Survey Says People Like Paper, Dismisses Paperless Future
Sept. 20, 2006 (Press Release) - For decades now, technology pundits and visionaries have predicted the demise of paper, from Wang in the early 1980s to Bill Gates in the 1990s. Suffice to say, the paper trail isn't dead. If anything, paper has grown even more important in the wake of some of the largest corporate business scandals of all time.
But what do every day workers in America think about using paper in their office environments as opposed to working electronically? People still have an attachment to paper, and that will not change. But why is this? Is there a psychological reason someone needs to print something out, or file something into a drawer, almost acting as a safety blanket?

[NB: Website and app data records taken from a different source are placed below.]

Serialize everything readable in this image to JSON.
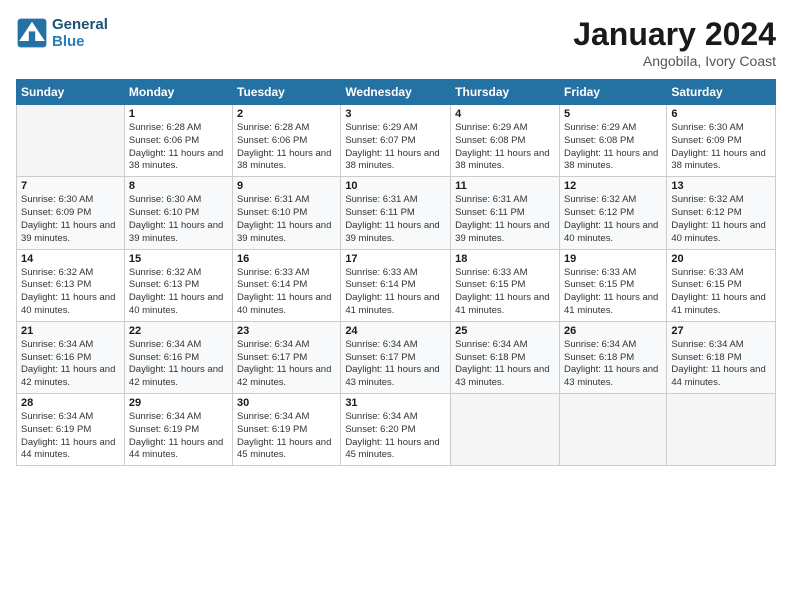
{
  "logo": {
    "line1": "General",
    "line2": "Blue"
  },
  "title": "January 2024",
  "subtitle": "Angobila, Ivory Coast",
  "days_header": [
    "Sunday",
    "Monday",
    "Tuesday",
    "Wednesday",
    "Thursday",
    "Friday",
    "Saturday"
  ],
  "weeks": [
    [
      {
        "day": "",
        "info": ""
      },
      {
        "day": "1",
        "info": "Sunrise: 6:28 AM\nSunset: 6:06 PM\nDaylight: 11 hours and 38 minutes."
      },
      {
        "day": "2",
        "info": "Sunrise: 6:28 AM\nSunset: 6:06 PM\nDaylight: 11 hours and 38 minutes."
      },
      {
        "day": "3",
        "info": "Sunrise: 6:29 AM\nSunset: 6:07 PM\nDaylight: 11 hours and 38 minutes."
      },
      {
        "day": "4",
        "info": "Sunrise: 6:29 AM\nSunset: 6:08 PM\nDaylight: 11 hours and 38 minutes."
      },
      {
        "day": "5",
        "info": "Sunrise: 6:29 AM\nSunset: 6:08 PM\nDaylight: 11 hours and 38 minutes."
      },
      {
        "day": "6",
        "info": "Sunrise: 6:30 AM\nSunset: 6:09 PM\nDaylight: 11 hours and 38 minutes."
      }
    ],
    [
      {
        "day": "7",
        "info": "Sunrise: 6:30 AM\nSunset: 6:09 PM\nDaylight: 11 hours and 39 minutes."
      },
      {
        "day": "8",
        "info": "Sunrise: 6:30 AM\nSunset: 6:10 PM\nDaylight: 11 hours and 39 minutes."
      },
      {
        "day": "9",
        "info": "Sunrise: 6:31 AM\nSunset: 6:10 PM\nDaylight: 11 hours and 39 minutes."
      },
      {
        "day": "10",
        "info": "Sunrise: 6:31 AM\nSunset: 6:11 PM\nDaylight: 11 hours and 39 minutes."
      },
      {
        "day": "11",
        "info": "Sunrise: 6:31 AM\nSunset: 6:11 PM\nDaylight: 11 hours and 39 minutes."
      },
      {
        "day": "12",
        "info": "Sunrise: 6:32 AM\nSunset: 6:12 PM\nDaylight: 11 hours and 40 minutes."
      },
      {
        "day": "13",
        "info": "Sunrise: 6:32 AM\nSunset: 6:12 PM\nDaylight: 11 hours and 40 minutes."
      }
    ],
    [
      {
        "day": "14",
        "info": "Sunrise: 6:32 AM\nSunset: 6:13 PM\nDaylight: 11 hours and 40 minutes."
      },
      {
        "day": "15",
        "info": "Sunrise: 6:32 AM\nSunset: 6:13 PM\nDaylight: 11 hours and 40 minutes."
      },
      {
        "day": "16",
        "info": "Sunrise: 6:33 AM\nSunset: 6:14 PM\nDaylight: 11 hours and 40 minutes."
      },
      {
        "day": "17",
        "info": "Sunrise: 6:33 AM\nSunset: 6:14 PM\nDaylight: 11 hours and 41 minutes."
      },
      {
        "day": "18",
        "info": "Sunrise: 6:33 AM\nSunset: 6:15 PM\nDaylight: 11 hours and 41 minutes."
      },
      {
        "day": "19",
        "info": "Sunrise: 6:33 AM\nSunset: 6:15 PM\nDaylight: 11 hours and 41 minutes."
      },
      {
        "day": "20",
        "info": "Sunrise: 6:33 AM\nSunset: 6:15 PM\nDaylight: 11 hours and 41 minutes."
      }
    ],
    [
      {
        "day": "21",
        "info": "Sunrise: 6:34 AM\nSunset: 6:16 PM\nDaylight: 11 hours and 42 minutes."
      },
      {
        "day": "22",
        "info": "Sunrise: 6:34 AM\nSunset: 6:16 PM\nDaylight: 11 hours and 42 minutes."
      },
      {
        "day": "23",
        "info": "Sunrise: 6:34 AM\nSunset: 6:17 PM\nDaylight: 11 hours and 42 minutes."
      },
      {
        "day": "24",
        "info": "Sunrise: 6:34 AM\nSunset: 6:17 PM\nDaylight: 11 hours and 43 minutes."
      },
      {
        "day": "25",
        "info": "Sunrise: 6:34 AM\nSunset: 6:18 PM\nDaylight: 11 hours and 43 minutes."
      },
      {
        "day": "26",
        "info": "Sunrise: 6:34 AM\nSunset: 6:18 PM\nDaylight: 11 hours and 43 minutes."
      },
      {
        "day": "27",
        "info": "Sunrise: 6:34 AM\nSunset: 6:18 PM\nDaylight: 11 hours and 44 minutes."
      }
    ],
    [
      {
        "day": "28",
        "info": "Sunrise: 6:34 AM\nSunset: 6:19 PM\nDaylight: 11 hours and 44 minutes."
      },
      {
        "day": "29",
        "info": "Sunrise: 6:34 AM\nSunset: 6:19 PM\nDaylight: 11 hours and 44 minutes."
      },
      {
        "day": "30",
        "info": "Sunrise: 6:34 AM\nSunset: 6:19 PM\nDaylight: 11 hours and 45 minutes."
      },
      {
        "day": "31",
        "info": "Sunrise: 6:34 AM\nSunset: 6:20 PM\nDaylight: 11 hours and 45 minutes."
      },
      {
        "day": "",
        "info": ""
      },
      {
        "day": "",
        "info": ""
      },
      {
        "day": "",
        "info": ""
      }
    ]
  ]
}
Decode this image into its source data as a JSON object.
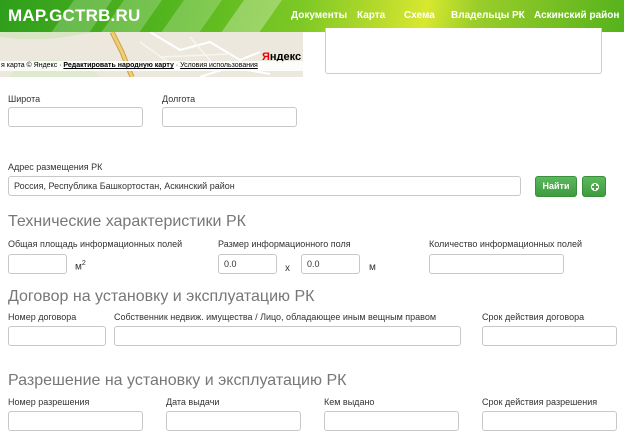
{
  "header": {
    "logo": "MAP.GCTRB.RU",
    "nav": [
      "Документы",
      "Карта",
      "Схема",
      "Владельцы РК",
      "Аскинский район"
    ]
  },
  "map": {
    "brand_first": "Я",
    "brand_rest": "ндекс",
    "footer_prefix": "я карта © Яндекс · ",
    "footer_edit": "Редактировать народную карту",
    "footer_sep": " · ",
    "footer_terms": "Условия использования"
  },
  "coords": {
    "lat_label": "Широта",
    "lat_value": "",
    "lon_label": "Долгота",
    "lon_value": ""
  },
  "address": {
    "label": "Адрес размещения РК",
    "value": "Россия, Республика Башкортостан, Аскинский район",
    "find_button": "Найти"
  },
  "tech": {
    "title": "Технические характеристики РК",
    "area_label": "Общая площадь информационных полей",
    "area_value": "",
    "area_unit": "м",
    "area_unit_sup": "2",
    "size_label": "Размер информационного поля",
    "size_w": "0.0",
    "size_x": "х",
    "size_h": "0.0",
    "size_unit": "м",
    "count_label": "Количество информационных полей",
    "count_value": ""
  },
  "contract": {
    "title": "Договор на установку и эксплуатацию РК",
    "number_label": "Номер договора",
    "owner_label": "Собственник недвиж. имущества / Лицо, обладающее иным вещным правом",
    "term_label": "Срок действия договора"
  },
  "permit": {
    "title": "Разрешение на установку и эксплуатацию РК",
    "number_label": "Номер разрешения",
    "date_label": "Дата выдачи",
    "issuer_label": "Кем выдано",
    "term_label": "Срок действия разрешения"
  },
  "colors": {
    "header_green": "#58b81f",
    "header_yellow": "#d8e82f",
    "button_green": "#4cae4c"
  }
}
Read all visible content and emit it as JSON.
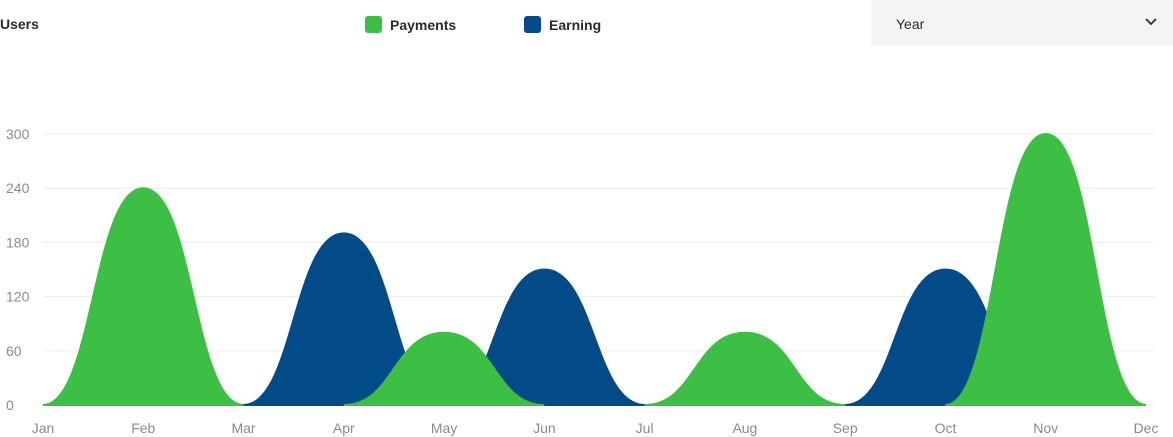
{
  "header": {
    "title": "Users",
    "period_select": {
      "value": "Year",
      "icon": "chevron-down-icon"
    }
  },
  "colors": {
    "payments": "#3dbf45",
    "earning": "#024b87",
    "grid": "#ececec",
    "axis_text": "#8a8a8a"
  },
  "chart_data": {
    "type": "area",
    "categories": [
      "Jan",
      "Feb",
      "Mar",
      "Apr",
      "May",
      "Jun",
      "Jul",
      "Aug",
      "Sep",
      "Oct",
      "Nov",
      "Dec"
    ],
    "series": [
      {
        "name": "Payments",
        "values": [
          0,
          240,
          0,
          null,
          80,
          0,
          0,
          80,
          0,
          null,
          300,
          0
        ],
        "color": "#3dbf45"
      },
      {
        "name": "Earning",
        "values": [
          null,
          null,
          0,
          190,
          null,
          150,
          0,
          null,
          0,
          150,
          0,
          null
        ],
        "color": "#024b87"
      }
    ],
    "peaks": {
      "Payments": [
        {
          "x": "Feb",
          "y": 240,
          "from": "Jan",
          "to": "Mar"
        },
        {
          "x": "May",
          "y": 80,
          "from": "Apr",
          "to": "Jun"
        },
        {
          "x": "Aug",
          "y": 80,
          "from": "Jul",
          "to": "Sep"
        },
        {
          "x": "Nov",
          "y": 300,
          "from": "Oct",
          "to": "Dec"
        }
      ],
      "Earning": [
        {
          "x": "Apr",
          "y": 190,
          "from": "Mar",
          "to": "May"
        },
        {
          "x": "Jun",
          "y": 150,
          "from": "May",
          "to": "Jul"
        },
        {
          "x": "Oct",
          "y": 150,
          "from": "Sep",
          "to": "Nov"
        }
      ]
    },
    "yticks": [
      0,
      60,
      120,
      180,
      240,
      300
    ],
    "ylim": [
      0,
      300
    ],
    "grid": true,
    "legend": "top"
  }
}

A recent survey conducted by Opinion Research Corporation polled 1000 people in the general public. 60% said that they felt it was more stressful to read a 20 page document on a computer screen than it was to print out the pages.
In addition 65% of those polled feel they could not envision an office or a home with no paper in five years. Like it or not, paper is not going anywhere. Why? Because society does not want it to, that's why.
Dr. Gilda Carle, psychotherapist, professor, and author, is not surprised by the pro paper findings.
"People feel more secure when they are dealing with paper as opposed to electronic data. They can touch paper, feel it, and move it where they need it to be. That puts them in control of where there documents are at all times. People also feel an attachment to paper because it's a tangible item that they can permanently save in their own private place. Sometimes there is peace of mind in being able to hand a colleague a document rather than worry about whether it will not be received because of spam filters or email delays. Technology is streamlining the way paper is being used, but we're a long way from eliminating it altogether. Feeling the security of the tangible is one of our most primitive needs," Dr. Gilda explained.
Robert Voelk, CEO of Andover, MA based Omtool, a document solutions firm, thinks that we are a long way away from the paperless office and that the future holds more of a reliance on both electronic and paper forms.
"In this day and age of disaster recovery, technology is still vital for archived data. But paper isn't going away, it's simply being managed more effectively. The ability to harness data in both the physical and electronic form, a mixed mode of sorts, will be vital as the office evolves."